Aim of the exercise:
Gather every line of the entries that includes the word "icon".
+--
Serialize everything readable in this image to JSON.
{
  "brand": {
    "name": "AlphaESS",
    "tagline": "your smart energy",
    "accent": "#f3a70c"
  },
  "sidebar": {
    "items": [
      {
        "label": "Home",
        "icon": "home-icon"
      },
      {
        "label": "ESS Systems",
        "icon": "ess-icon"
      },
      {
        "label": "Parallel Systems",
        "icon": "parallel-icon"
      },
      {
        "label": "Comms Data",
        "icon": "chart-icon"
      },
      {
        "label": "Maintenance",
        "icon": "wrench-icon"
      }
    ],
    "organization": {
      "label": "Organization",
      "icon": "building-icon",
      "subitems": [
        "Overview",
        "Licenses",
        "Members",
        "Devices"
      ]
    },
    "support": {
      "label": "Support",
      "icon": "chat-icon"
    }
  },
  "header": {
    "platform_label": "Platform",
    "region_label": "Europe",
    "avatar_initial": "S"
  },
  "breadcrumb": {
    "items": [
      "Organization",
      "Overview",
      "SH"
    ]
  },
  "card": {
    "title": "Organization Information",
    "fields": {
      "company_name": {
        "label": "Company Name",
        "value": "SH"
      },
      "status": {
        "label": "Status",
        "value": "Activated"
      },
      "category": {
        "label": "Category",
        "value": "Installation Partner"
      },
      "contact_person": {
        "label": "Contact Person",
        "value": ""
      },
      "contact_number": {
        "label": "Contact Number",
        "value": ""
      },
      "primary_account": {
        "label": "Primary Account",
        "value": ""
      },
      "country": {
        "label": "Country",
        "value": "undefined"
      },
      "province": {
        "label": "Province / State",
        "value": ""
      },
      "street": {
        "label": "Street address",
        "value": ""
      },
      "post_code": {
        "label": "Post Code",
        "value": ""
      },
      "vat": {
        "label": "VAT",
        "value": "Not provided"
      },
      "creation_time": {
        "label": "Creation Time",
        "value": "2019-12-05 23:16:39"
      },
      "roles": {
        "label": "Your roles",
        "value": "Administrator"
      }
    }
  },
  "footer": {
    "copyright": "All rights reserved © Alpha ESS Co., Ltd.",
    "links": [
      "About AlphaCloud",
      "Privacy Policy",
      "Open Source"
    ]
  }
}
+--
Result for this exercise:
        "icon": "home-icon"
        "icon": "ess-icon"
        "icon": "parallel-icon"
        "icon": "chart-icon"
        "icon": "wrench-icon"
      "icon": "building-icon",
      "icon": "chat-icon"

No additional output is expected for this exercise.